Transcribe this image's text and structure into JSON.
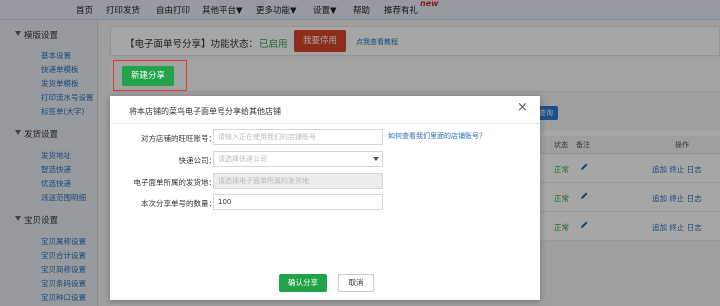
{
  "topnav": {
    "items": [
      "首页",
      "打印发货",
      "自由打印",
      "其他平台▼",
      "更多功能▼",
      "设置▼",
      "帮助",
      "推荐有礼"
    ],
    "new_badge": "new"
  },
  "sidebar": {
    "sections": [
      {
        "label": "模版设置",
        "links": [
          "基本设置",
          "快递单模板",
          "发货单模板",
          "打印流水号设置",
          "标签单(大字)"
        ]
      },
      {
        "label": "发货设置",
        "links": [
          "发货地址",
          "智选快递",
          "优选快递",
          "派送范围明细"
        ]
      },
      {
        "label": "宝贝设置",
        "links": [
          "宝贝属称设置",
          "宝贝合计设置",
          "宝贝简称设置",
          "宝贝条码设置",
          "宝贝种口设置"
        ]
      }
    ]
  },
  "status_bar": {
    "title": "【电子面单号分享】功能状态：",
    "state": "已启用",
    "stop_button": "我要停用",
    "tutorial_link": "点我查看教程"
  },
  "toolbar": {
    "new_share_button": "新建分享"
  },
  "background_table": {
    "headers": [
      "状态",
      "备注",
      "操作"
    ],
    "rows": [
      {
        "status": "正常",
        "ops": "追加 终止 日志"
      },
      {
        "status": "正常",
        "ops": "追加 终止 日志"
      },
      {
        "status": "正常",
        "ops": "追加 终止 日志"
      }
    ],
    "query_button": "查询"
  },
  "modal": {
    "title": "将本店铺的菜鸟电子面单号分享给其他店铺",
    "close_icon": "×",
    "fields": [
      {
        "label": "对方店铺的旺旺账号：",
        "placeholder": "请输入正在使用我们的店铺账号",
        "value": ""
      },
      {
        "label": "快递公司：",
        "placeholder": "请选择快递公司",
        "value": ""
      },
      {
        "label": "电子面单所属的发货地：",
        "placeholder": "请选择电子面单所属的发货地",
        "value": ""
      },
      {
        "label": "本次分享单号的数量：",
        "placeholder": "",
        "value": "100"
      }
    ],
    "help_link": "如何查看我们里面的店铺账号？",
    "confirm_button": "确认分享",
    "cancel_button": "取消"
  },
  "colors": {
    "accent_green": "#22a249",
    "stop_red": "#d9472b",
    "link_blue": "#2a6fb8",
    "highlight_red": "#e03a2a"
  }
}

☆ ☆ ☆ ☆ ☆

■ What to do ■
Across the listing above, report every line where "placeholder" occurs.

■ Answer to this exercise ■
        "placeholder": "请输入正在使用我们的店铺账号",
        "placeholder": "请选择快递公司",
        "placeholder": "请选择电子面单所属的发货地",
        "placeholder": "",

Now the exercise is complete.